Labour says it will back British farmers, as Starmer tells Titchmarsh he pledges ‘Buy British’ public spending rules, by staff reporter

Keir Starmer, yesterday pledged to back Britain’s farmers by setting a new standard for spending on food in the public sector.

Speaking on Alan Titchmarsh’s Love Your Weekend Show, the Labour leader called for the UK to be ‘ambitious’ about food production: “we produce fantastic, high-quality food. Talk to any farmer anywhere in the country and the pride that comes with high standards in food is enormous.”

The Labour leader pledged that his government will work with farmers to deliver food security: “we need to be ambitious about this and work with farmers to make that work. The government can pull levers with big procurements for food into the NHS and other places.
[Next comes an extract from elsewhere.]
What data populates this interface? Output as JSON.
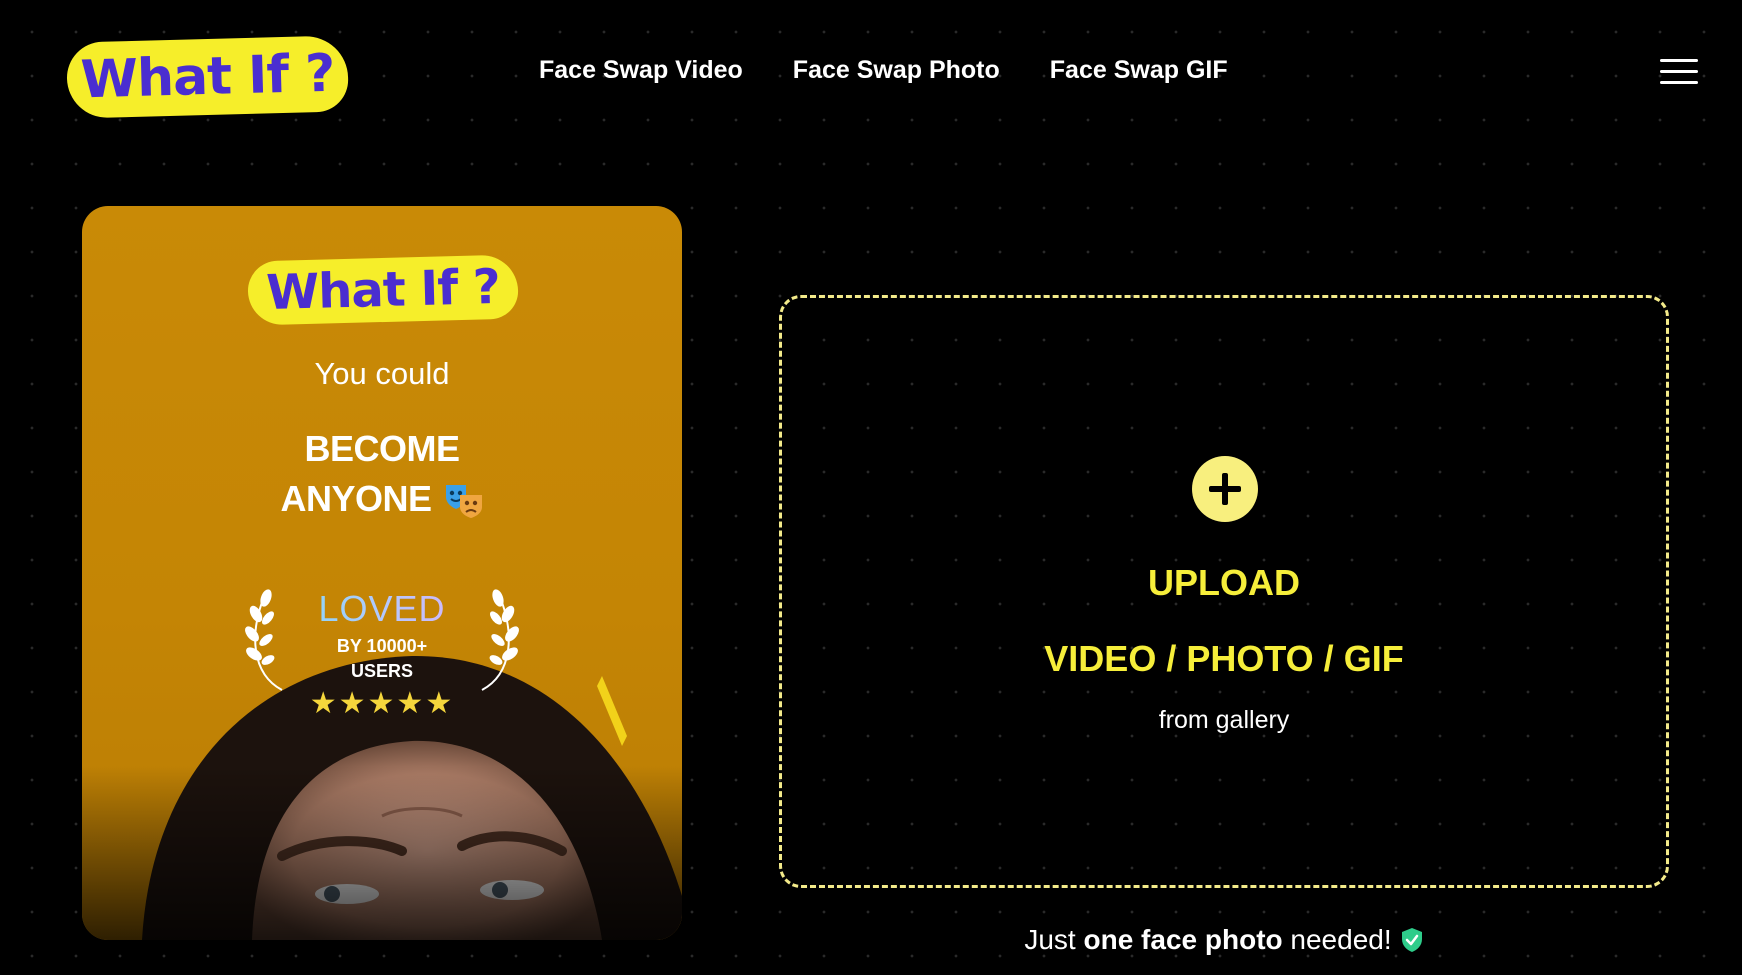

We should take pride in that, it’s what drives our countryside.”

The commitment comes alongside a new analysis from Labour revealing that England is becoming less self-sufficient on food, with a growing gap in spending between imports and British-grown food.
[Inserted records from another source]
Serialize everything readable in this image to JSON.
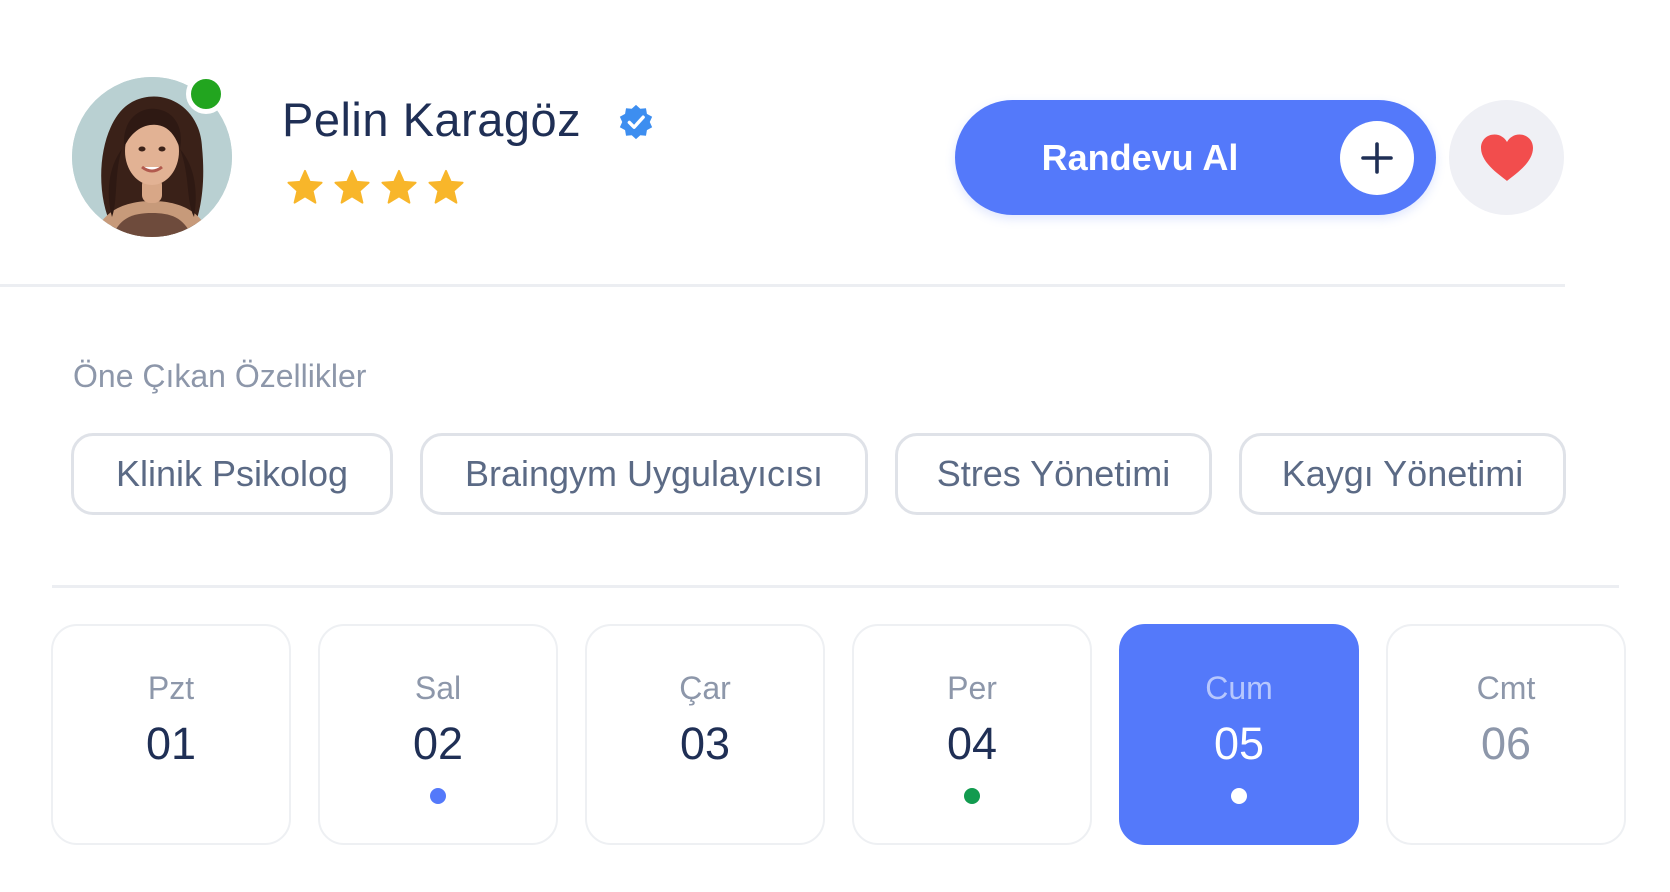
{
  "profile": {
    "name": "Pelin Karagöz",
    "rating": 4,
    "online": true,
    "online_color": "#22a51f",
    "verified": true,
    "verified_icon": "verified-badge-icon"
  },
  "actions": {
    "appointment_label": "Randevu Al",
    "appointment_icon": "plus-icon",
    "favorite_icon": "heart-icon",
    "accent_color": "#5479fa",
    "favorite_color": "#f24d4d"
  },
  "features": {
    "title": "Öne Çıkan Özellikler",
    "tags": [
      "Klinik Psikolog",
      "Braingym Uygulayıcısı",
      "Stres Yönetimi",
      "Kaygı Yönetimi"
    ]
  },
  "days": [
    {
      "name": "Pzt",
      "num": "01",
      "dot": null,
      "state": "normal"
    },
    {
      "name": "Sal",
      "num": "02",
      "dot": "#5479fa",
      "state": "normal"
    },
    {
      "name": "Çar",
      "num": "03",
      "dot": null,
      "state": "normal"
    },
    {
      "name": "Per",
      "num": "04",
      "dot": "#129b4f",
      "state": "normal"
    },
    {
      "name": "Cum",
      "num": "05",
      "dot": "#ffffff",
      "state": "selected"
    },
    {
      "name": "Cmt",
      "num": "06",
      "dot": null,
      "state": "muted"
    }
  ]
}
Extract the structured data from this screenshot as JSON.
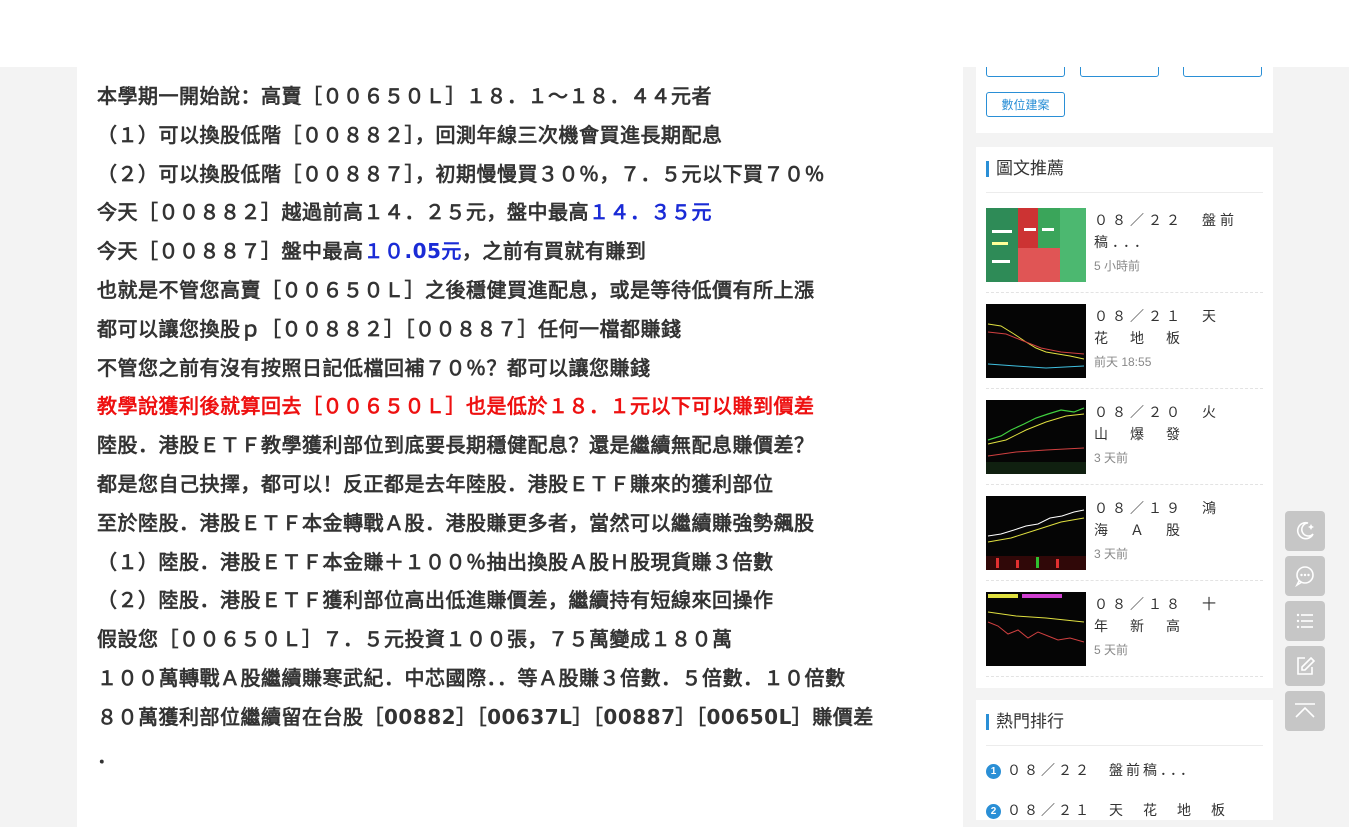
{
  "article": {
    "lines": [
      {
        "text": "本學期一開始說：高賣［００６５０Ｌ］１８．１～１８．４４元者"
      },
      {
        "text": "（１）可以換股低階［００８８２］，回測年線三次機會買進長期配息"
      },
      {
        "text": "（２）可以換股低階［００８８７］，初期慢慢買３０％，７．５元以下買７０％"
      },
      {
        "text": "今天［００８８２］越過前高１４．２５元，盤中最高",
        "highlight": "１４．３５元"
      },
      {
        "text": "今天［００８８７］盤中最高",
        "highlight": "１０.05元",
        "suffix": "，之前有買就有賺到"
      },
      {
        "text": "也就是不管您高賣［００６５０Ｌ］之後穩健買進配息，或是等待低價有所上漲"
      },
      {
        "text": "都可以讓您換股ｐ［００８８２］［００８８７］任何一檔都賺錢"
      },
      {
        "text": "不管您之前有沒有按照日記低檔回補７０％？都可以讓您賺錢"
      },
      {
        "text": "教學說獲利後就算回去［００６５０Ｌ］也是低於１８．１元以下可以賺到價差",
        "red": true
      },
      {
        "text": "陸股．港股ＥＴＦ教學獲利部位到底要長期穩健配息？還是繼續無配息賺價差？"
      },
      {
        "text": "都是您自己抉擇，都可以！反正都是去年陸股．港股ＥＴＦ賺來的獲利部位"
      },
      {
        "text": "至於陸股．港股ＥＴＦ本金轉戰Ａ股．港股賺更多者，當然可以繼續賺強勢飆股"
      },
      {
        "text": "（１）陸股．港股ＥＴＦ本金賺＋１００％抽出換股Ａ股Ｈ股現貨賺３倍數"
      },
      {
        "text": "（２）陸股．港股ＥＴＦ獲利部位高出低進賺價差，繼續持有短線來回操作"
      },
      {
        "text": "假設您［００６５０Ｌ］７．５元投資１００張，７５萬變成１８０萬"
      },
      {
        "text": "１００萬轉戰Ａ股繼續賺寒武紀．中芯國際．．等Ａ股賺３倍數．５倍數．１０倍數"
      },
      {
        "text": "８０萬獲利部位繼續留在台股［00882］［00637L］［00887］［00650L］賺價差"
      },
      {
        "text": "．"
      }
    ]
  },
  "sidebar": {
    "tags": [
      "數位建案"
    ],
    "recommended": {
      "title": "圖文推薦",
      "items": [
        {
          "title": "０８／２２　盤前稿．．．",
          "time": "5 小時前"
        },
        {
          "title": "０８／２１　天　花　地　板",
          "time": "前天 18:55"
        },
        {
          "title": "０８／２０　火　山　爆　發",
          "time": "3 天前"
        },
        {
          "title": "０８／１９　鴻　海　Ａ　股",
          "time": "3 天前"
        },
        {
          "title": "０８／１８　十　年　新　高",
          "time": "5 天前"
        }
      ]
    },
    "hot": {
      "title": "熱門排行",
      "items": [
        {
          "rank": "1",
          "title": "０８／２２　盤前稿．．．"
        },
        {
          "rank": "2",
          "title": "０８／２１　天　花　地　板"
        }
      ]
    }
  },
  "floating": {
    "buttons": [
      "moon-icon",
      "chat-icon",
      "list-icon",
      "edit-icon",
      "back-to-top-icon"
    ]
  }
}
The analysis has found that England spends £2.2bn more on imported fruit and vegetables today compared to 2010, and has lost more than 15,000 hectares of fruit and veg planting area in the same time period.
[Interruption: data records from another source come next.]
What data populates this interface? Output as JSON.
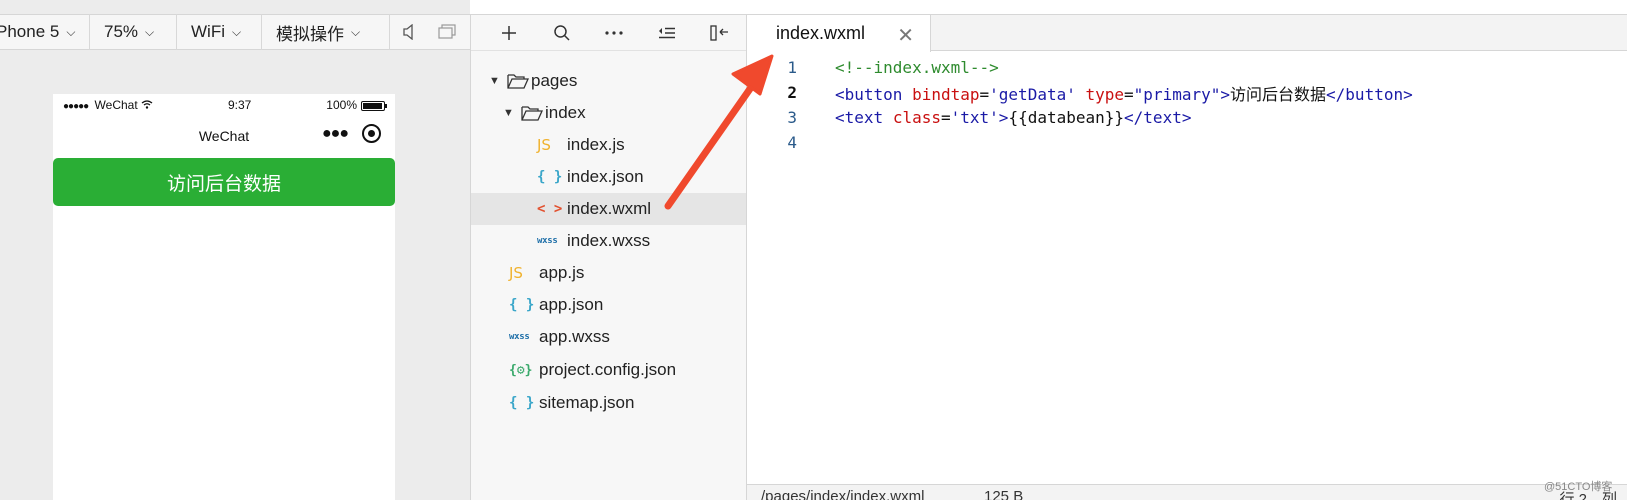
{
  "simulator": {
    "toolbar": {
      "device": "Phone 5",
      "zoom": "75%",
      "network": "WiFi",
      "simulate": "模拟操作"
    },
    "phone": {
      "carrier": "WeChat",
      "time": "9:37",
      "battery": "100%",
      "nav_title": "WeChat",
      "button_label": "访问后台数据"
    }
  },
  "file_tree": {
    "folder_pages": "pages",
    "folder_index": "index",
    "files": {
      "index_js": "index.js",
      "index_json": "index.json",
      "index_wxml": "index.wxml",
      "index_wxss": "index.wxss",
      "app_js": "app.js",
      "app_json": "app.json",
      "app_wxss": "app.wxss",
      "project_config": "project.config.json",
      "sitemap": "sitemap.json"
    },
    "icon_labels": {
      "js": "JS",
      "json": "{ }",
      "wxml": "< >",
      "wxss": "wxss",
      "config": "{⚙}"
    }
  },
  "editor": {
    "tab_title": "index.wxml",
    "line_numbers": [
      "1",
      "2",
      "3",
      "4"
    ],
    "line1": {
      "comment": "<!--index.wxml-->"
    },
    "line2": {
      "open": "<button",
      "attr1": "bindtap",
      "eq1": "=",
      "val1": "'getData'",
      "attr2": "type",
      "eq2": "=",
      "val2": "\"primary\"",
      "gt": ">",
      "text": "访问后台数据",
      "close": "</button>"
    },
    "line3": {
      "open": "<text",
      "attr1": "class",
      "eq1": "=",
      "val1": "'txt'",
      "gt": ">",
      "text": "{{databean}}",
      "close": "</text>"
    },
    "status": {
      "path": "/pages/index/index.wxml",
      "size": "125 B",
      "position": "行 2，列"
    }
  },
  "watermark": "@51CTO博客",
  "colors": {
    "primary_button": "#2aae35",
    "arrow": "#f0492d",
    "comment": "#2e8b2e",
    "tag": "#1a1aa6",
    "attribute": "#c91010"
  }
}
In 2022, just 1-in-5 of all pears, plums and raspberries in the UK market were produced in Britain. Meanwhile, the Government’s free fruit and vegetable programme for primary schools is estimated to use just 13% of UK-sourced apples and 5% of UK-sourced pears, even when in season.

The Government spends billions of pounds per year on procuring food for the public sector, including hospitals, care homes, prisons and schools. Money spent on local, sustainable produce in school food public procurement can provide a return of up to four times that for the local economy.

In light of the figures, Sir Keir Starmer reaffirmed his Party’s commitment to British farmers, pledging to “buy British” and ensure farmers are not being undercut by lower quality food from overseas. Labour’s proposals for food procurement will require 50% of public food spend to either be locally produced, or to be certified to higher environmental standards.

Earlier this year, the NFU warned the Government that “the clock is ticking” to support British farmers amidst rising food waste and agricultural problems. Around 3.3 million tonnes of UK food go to waste on farms ever year, almost enough to fill Wembley Stadium 4 times over. The sector itself is struggling to stay afloat, with 7,000 agricultural businesses going bust since 2019.

Outlining his Party’s commitment to British farmers, Sir Keir, said: “British farmers produce fantastic food and deliver security for our country. But they are being let down after thirteen years of Conservative failure, and consumers are faced with empty shelves. There’s no metaphor of government-made damage more apt than good food left rotting in British fields during a cost-of-living crisis.

“Labour will not tolerate that. We will harness the power of public procurement to buy British, and buy sustainable, protecting our high food standards. We’ll make sure that hospitals and other public bodies provide food that is high-quality and sourced in Britain when they can, while also supporting producers and boosting economic growth.

“My Labour Government will buy, make, and sell more in Britain. We’ll back Britain’s farmers and turn the page on 13 years of Tory failure and neglect.”

The Labour leader also spoke extensively about his upbringing in his interview with Alan Titchmarsh.

Reflecting on his mum’s illness, Starmer said Britain has lost its sense of hope and optimism, which was so important to his parents, who themselves many hardships in life:

“I’ve talked about a decade of national renewals as a way of driving our country forward. I use the word ‘national’ deliberately because I think they should be a project that everybody feels, whoever they vote for, that it’s something they can take pride in, a sort of betterment of their country.

“For my mum and dad, this sense that things would be better for the next generation was an incredible source of comfort and pride because they had ups and downs. My mum was very, very ill for most of her life, in and out of high dependency units, they didn’t have a huge amount of money, so they had the ups and downs that many, many families go through.

“But towards the end of her life the comfort they took from the fact that things we’re going to get better for their children and their children’s children, that allowed them to reflect and think ‘well my life was worth living’.

“And we’ve lost that somehow. And I think this decade of national renewal will restore that sense, collective sense if you like, that we can improve where we are and again get back to that sense of hope and optimism that things will actually get better and that the next generation has even better opportunities that we have.”